What is being asked: Search the data for the string "title", and report each line where it is found.

....................

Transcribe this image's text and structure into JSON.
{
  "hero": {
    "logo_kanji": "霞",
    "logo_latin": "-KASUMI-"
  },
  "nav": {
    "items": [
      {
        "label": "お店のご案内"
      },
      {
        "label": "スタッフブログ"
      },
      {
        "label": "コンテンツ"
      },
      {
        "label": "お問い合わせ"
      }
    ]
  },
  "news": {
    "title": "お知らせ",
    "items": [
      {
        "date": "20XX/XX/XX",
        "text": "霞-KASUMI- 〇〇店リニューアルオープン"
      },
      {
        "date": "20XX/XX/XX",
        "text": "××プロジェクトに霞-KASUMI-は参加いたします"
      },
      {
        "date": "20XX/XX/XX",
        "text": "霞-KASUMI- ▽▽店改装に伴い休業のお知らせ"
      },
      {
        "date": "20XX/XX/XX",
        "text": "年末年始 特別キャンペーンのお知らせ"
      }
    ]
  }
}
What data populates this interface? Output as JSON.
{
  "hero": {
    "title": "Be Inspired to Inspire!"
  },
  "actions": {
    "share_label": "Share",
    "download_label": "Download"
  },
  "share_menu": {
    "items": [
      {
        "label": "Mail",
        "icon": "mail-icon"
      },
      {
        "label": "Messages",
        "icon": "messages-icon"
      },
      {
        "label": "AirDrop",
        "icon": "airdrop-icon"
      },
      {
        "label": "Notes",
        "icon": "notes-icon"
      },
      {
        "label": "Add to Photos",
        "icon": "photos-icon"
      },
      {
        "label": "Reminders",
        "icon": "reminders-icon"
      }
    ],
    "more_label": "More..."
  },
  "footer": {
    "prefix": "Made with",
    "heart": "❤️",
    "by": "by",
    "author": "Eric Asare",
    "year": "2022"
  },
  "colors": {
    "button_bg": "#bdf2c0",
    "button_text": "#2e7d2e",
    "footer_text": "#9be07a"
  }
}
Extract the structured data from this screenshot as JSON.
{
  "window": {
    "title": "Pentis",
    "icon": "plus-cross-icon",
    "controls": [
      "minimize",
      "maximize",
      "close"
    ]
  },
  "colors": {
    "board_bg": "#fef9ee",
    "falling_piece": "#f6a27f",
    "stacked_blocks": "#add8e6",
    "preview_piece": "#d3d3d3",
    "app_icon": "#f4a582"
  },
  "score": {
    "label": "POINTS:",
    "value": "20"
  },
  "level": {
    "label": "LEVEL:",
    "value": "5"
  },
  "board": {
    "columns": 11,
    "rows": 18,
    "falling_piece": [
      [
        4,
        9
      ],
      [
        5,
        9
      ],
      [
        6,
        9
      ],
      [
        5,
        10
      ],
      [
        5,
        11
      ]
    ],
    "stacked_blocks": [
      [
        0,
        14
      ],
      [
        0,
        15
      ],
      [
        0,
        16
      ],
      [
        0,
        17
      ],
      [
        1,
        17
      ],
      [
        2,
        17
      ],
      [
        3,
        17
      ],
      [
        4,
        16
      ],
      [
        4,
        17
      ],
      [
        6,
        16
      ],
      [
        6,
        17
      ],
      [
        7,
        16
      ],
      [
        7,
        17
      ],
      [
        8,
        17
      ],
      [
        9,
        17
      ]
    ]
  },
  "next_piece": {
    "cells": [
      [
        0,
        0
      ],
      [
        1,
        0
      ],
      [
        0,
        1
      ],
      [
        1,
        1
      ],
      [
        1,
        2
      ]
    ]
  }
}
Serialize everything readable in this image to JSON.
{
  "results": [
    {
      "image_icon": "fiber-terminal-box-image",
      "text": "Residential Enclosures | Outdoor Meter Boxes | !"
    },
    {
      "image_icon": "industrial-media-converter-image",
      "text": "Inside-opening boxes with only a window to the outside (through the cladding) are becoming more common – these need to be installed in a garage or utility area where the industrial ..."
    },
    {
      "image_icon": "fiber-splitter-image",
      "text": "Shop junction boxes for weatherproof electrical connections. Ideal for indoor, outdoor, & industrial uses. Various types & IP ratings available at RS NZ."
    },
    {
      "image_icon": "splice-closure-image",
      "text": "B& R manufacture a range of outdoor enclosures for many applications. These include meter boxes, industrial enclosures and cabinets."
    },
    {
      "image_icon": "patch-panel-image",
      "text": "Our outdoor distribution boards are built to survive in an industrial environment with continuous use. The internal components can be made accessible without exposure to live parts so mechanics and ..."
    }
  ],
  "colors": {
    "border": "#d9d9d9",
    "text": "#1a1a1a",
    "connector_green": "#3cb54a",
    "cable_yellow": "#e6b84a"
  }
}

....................

Finished task:
    "title": "お知らせ",
    "title": "Be Inspired to Inspire!"
    "title": "Pentis",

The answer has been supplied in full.